• [WHAT NEEDS TO BE DONE] Set the records down again exactly, apart from any pictures in them.

[Stored data entries]
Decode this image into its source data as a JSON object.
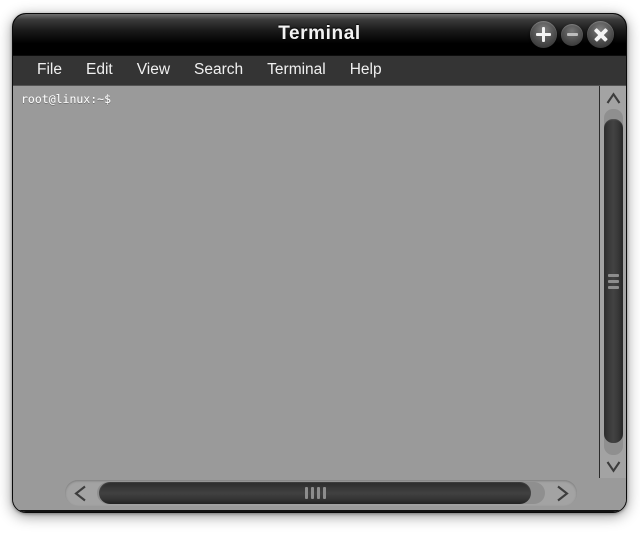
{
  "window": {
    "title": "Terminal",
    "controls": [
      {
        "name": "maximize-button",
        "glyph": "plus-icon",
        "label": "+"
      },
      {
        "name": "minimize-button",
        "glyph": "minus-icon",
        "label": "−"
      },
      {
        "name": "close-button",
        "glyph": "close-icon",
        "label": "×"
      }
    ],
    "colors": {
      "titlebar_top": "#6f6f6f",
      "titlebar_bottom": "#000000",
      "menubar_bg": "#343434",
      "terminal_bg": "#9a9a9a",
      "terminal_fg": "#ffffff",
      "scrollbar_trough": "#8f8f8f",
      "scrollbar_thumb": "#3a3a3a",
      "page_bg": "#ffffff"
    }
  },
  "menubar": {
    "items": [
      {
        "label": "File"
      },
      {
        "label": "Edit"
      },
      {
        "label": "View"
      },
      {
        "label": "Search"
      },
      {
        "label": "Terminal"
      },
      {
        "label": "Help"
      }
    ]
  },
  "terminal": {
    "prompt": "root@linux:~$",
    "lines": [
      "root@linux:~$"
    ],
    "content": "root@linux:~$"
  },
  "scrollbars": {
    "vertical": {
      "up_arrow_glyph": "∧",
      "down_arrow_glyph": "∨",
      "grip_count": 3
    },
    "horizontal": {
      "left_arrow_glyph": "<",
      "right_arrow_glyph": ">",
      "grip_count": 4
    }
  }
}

• [ANSWER FOR THIS EXERCISE]
Decode this image into its source data as a JSON object.
{
  "window": {
    "title": "Terminal",
    "controls": [
      {
        "name": "maximize-button",
        "glyph": "plus-icon",
        "label": "+"
      },
      {
        "name": "minimize-button",
        "glyph": "minus-icon",
        "label": "−"
      },
      {
        "name": "close-button",
        "glyph": "close-icon",
        "label": "×"
      }
    ],
    "colors": {
      "titlebar_top": "#6f6f6f",
      "titlebar_bottom": "#000000",
      "menubar_bg": "#343434",
      "terminal_bg": "#9a9a9a",
      "terminal_fg": "#ffffff",
      "scrollbar_trough": "#8f8f8f",
      "scrollbar_thumb": "#3a3a3a",
      "page_bg": "#ffffff"
    }
  },
  "menubar": {
    "items": [
      {
        "label": "File"
      },
      {
        "label": "Edit"
      },
      {
        "label": "View"
      },
      {
        "label": "Search"
      },
      {
        "label": "Terminal"
      },
      {
        "label": "Help"
      }
    ]
  },
  "terminal": {
    "prompt": "root@linux:~$",
    "lines": [
      "root@linux:~$"
    ],
    "content": "root@linux:~$"
  },
  "scrollbars": {
    "vertical": {
      "up_arrow_glyph": "∧",
      "down_arrow_glyph": "∨",
      "grip_count": 3
    },
    "horizontal": {
      "left_arrow_glyph": "<",
      "right_arrow_glyph": ">",
      "grip_count": 4
    }
  }
}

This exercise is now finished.